Tuesday, September 20, 2011

Considering the American Jobs Act

I've been thinking about the American Jobs Act. I've been trying to decide whether it’s a good plan or not. President Obama was impassioned when he presented it. There are some good ideas in the act. But I wonder about their implementation.

One idea that I thought was good was wage insurance for the long term unemployed working volunteer or temporary jobs, and for people getting job training. These are all good ways to transition into a new career or to update skills. I think what stops a lot of people from doing these things is financial pressure. Having some money coming in would ease the pressure. My concern though is whether or not this assistance will be available to anyone who desires it. What if someone's unemployment benefits have already run out? What if someone was ineligible for unemployment? Can they take advantage of this wage insurance?

Another good idea was to help long term unemployed persons start their own businesses. Some of them may have wanted to start a business but financial concerns stopped them. Knowing that they can get help may encourage them to pursue their goal. Again, I have the same questions about implementation. Will all long term unemployed persons be eligible for this assistance?

If you read the act, you will find a section which talks about how it would help women. There are statistics for the women who support their families. I'm all for anything that helps women. But let's not forget women without minor children or single women who are childless. There are enough government programs which ignore the needs of this segment of society. There's no need for another one.

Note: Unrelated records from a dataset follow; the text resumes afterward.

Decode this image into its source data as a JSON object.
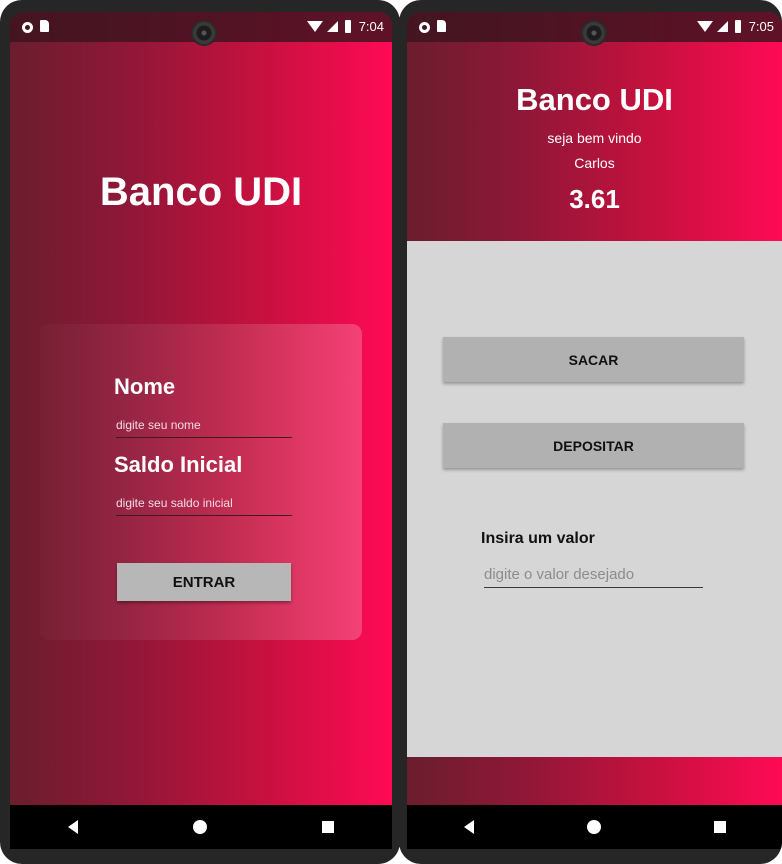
{
  "left_screen": {
    "status": {
      "time": "7:04"
    },
    "title": "Banco UDI",
    "name_label": "Nome",
    "name_placeholder": "digite seu nome",
    "name_value": "",
    "balance_label": "Saldo Inicial",
    "balance_placeholder": "digite seu saldo inicial",
    "balance_value": "",
    "enter_button": "ENTRAR"
  },
  "right_screen": {
    "status": {
      "time": "7:05"
    },
    "title": "Banco UDI",
    "welcome": "seja bem vindo",
    "user_name": "Carlos",
    "balance": "3.61",
    "withdraw_button": "SACAR",
    "deposit_button": "DEPOSITAR",
    "amount_label": "Insira um valor",
    "amount_placeholder": "digite o valor desejado",
    "amount_value": ""
  },
  "icons": {
    "status": [
      "notification-dot-icon",
      "sim-card-icon",
      "wifi-icon",
      "signal-icon",
      "battery-icon"
    ],
    "navigation": [
      "back-icon",
      "home-icon",
      "recent-apps-icon"
    ]
  },
  "colors": {
    "gradient_start": "#6a1e2d",
    "gradient_end": "#ff0a55",
    "body_background": "#d6d6d6",
    "button_background": "#b1b1b1",
    "navbar": "#000000"
  }
}
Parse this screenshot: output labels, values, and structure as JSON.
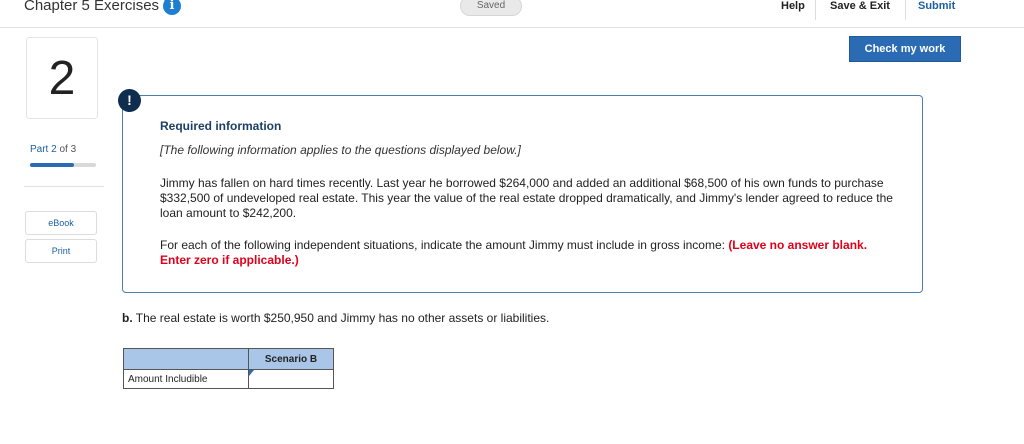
{
  "header": {
    "assignment_title": "Chapter 5 Exercises II",
    "info_icon": "i",
    "saved_status": "Saved",
    "help_label": "Help",
    "save_exit_label": "Save & Exit",
    "submit_label": "Submit",
    "check_work_label": "Check my work"
  },
  "sidebar": {
    "question_number": "2",
    "part_prefix": "Part",
    "part_current": "2",
    "part_suffix": "of 3",
    "progress_fraction": 0.6667,
    "ebook_label": "eBook",
    "print_label": "Print"
  },
  "info_box": {
    "alert_icon": "!",
    "title": "Required information",
    "subtitle": "[The following information applies to the questions displayed below.]",
    "body": "Jimmy has fallen on hard times recently. Last year he borrowed $264,000 and added an additional $68,500 of his own funds to purchase $332,500 of undeveloped real estate. This year the value of the real estate dropped dramatically, and Jimmy's lender agreed to reduce the loan amount to $242,200.",
    "instruction": "For each of the following independent situations, indicate the amount Jimmy must include in gross income:",
    "instruction_emphasis": "(Leave no answer blank. Enter zero if applicable.)"
  },
  "question": {
    "letter": "b.",
    "text": "The real estate is worth $250,950 and Jimmy has no other assets or liabilities."
  },
  "answer_table": {
    "column_header": "Scenario B",
    "row_label": "Amount Includible",
    "value": ""
  },
  "colors": {
    "accent": "#2a6bb4",
    "alert_red": "#e1001a",
    "table_header": "#a9c6e8"
  }
}
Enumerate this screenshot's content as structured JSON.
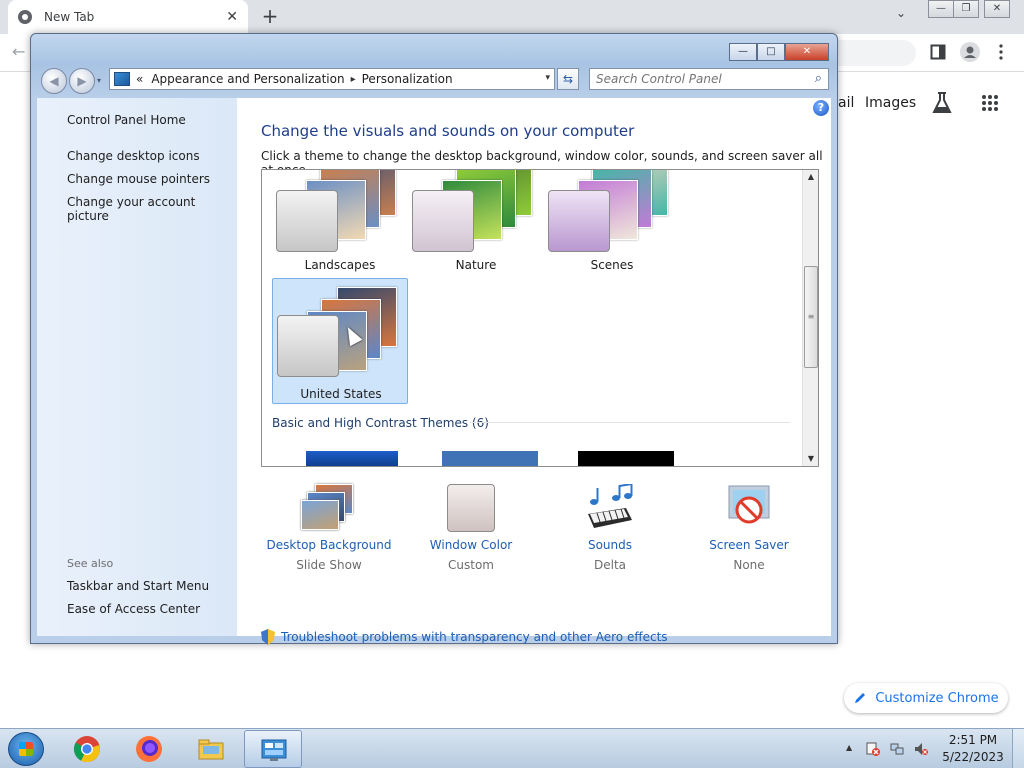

These are only a few of the concerns I have for the American Jobs Act. I'm not sure how good a plan it is but it is the best one available. And something needs to be done to address the stubbornly high unemployment rate. So it is my hope that Congress passes it.

What do you think of the American Jobs Act? Will it create more jobs? Is there a better alternative?

Thursday, September 8, 2011

Book review of "Content Rules"

Content Rules: How to Create Killer Blogs, Podcasts, Videos, Ebooks, Webinars (and More) That Engage Customers and Ignite Your Business

Authors: Ann Handley and C.C. Chapman
John Wiley and Sons, Hoboken, NJ  2011

Content Rules is a how-to book for creating interesting online media content.  Online media includes blogs, websites, podcasts, videos, webinars, ebooks, and the like.  The first section of the book gives the "what" of content creation.  The next section deals with the how-to or "the rules".  The last section gives case studies of successful and engaging content creators.

The book was written for online publishers.  An online publisher can be anyone.  The target audience is primarily organizations such as businesses, non-profit organizations, etc.  However, individuals will also find Content Rules helpful.

The authors are Ann Handley and C.C. Chapman.  Ann Handley is the Chief Content Officer for MarketingProfs, which has a readership of 365,000.  Handley is considered a thought leader in the field of online publishing.  She writes extensively about online business, marketing, and life in general.

C.C. Chapman is a media creator, entrepreneur, and online marketing expert.  He founded Digital Dads, a site where a dad can be a guy.

When I started reading this book I was getting a lot of advice about building an online presence.  Some folks said it was important to have a blog to show commitment and expertise.  Others said build a website.  Still others said it was important to have a good Linkedin profile.  I was feeling overwhelmed and confused by all the advice.  Content Rules with its commonsense approach helped me sort through all the chatter.

Handly and Chapman advise focusing on one thing and doing it well.  Their reasoning is that a person or organization can't do everything.  They also advised developing a blog and using it as a hub for your online outreach.  I took the authors' advice and developed this blog.  They are correct; a blog works quite well as an online hub.

As for developing content, Handley and Chapman advocate using a human voice as opposed to a corporate voice.  A human voice is more conversational and uses accessible language.  A corporate voice is distant.  It uses industry jargon and "corporate speak" (i.e. drill down, leverage, monetize).

The best part of the book was the last section.  It has case studies of different types of organizations who built content by the principles of Content Rules.

Overall, if you're looking for a good, well written book on developing online content then Content Rules is for you.  I give it two thumbs up. HootSuite - Social Media Dashboard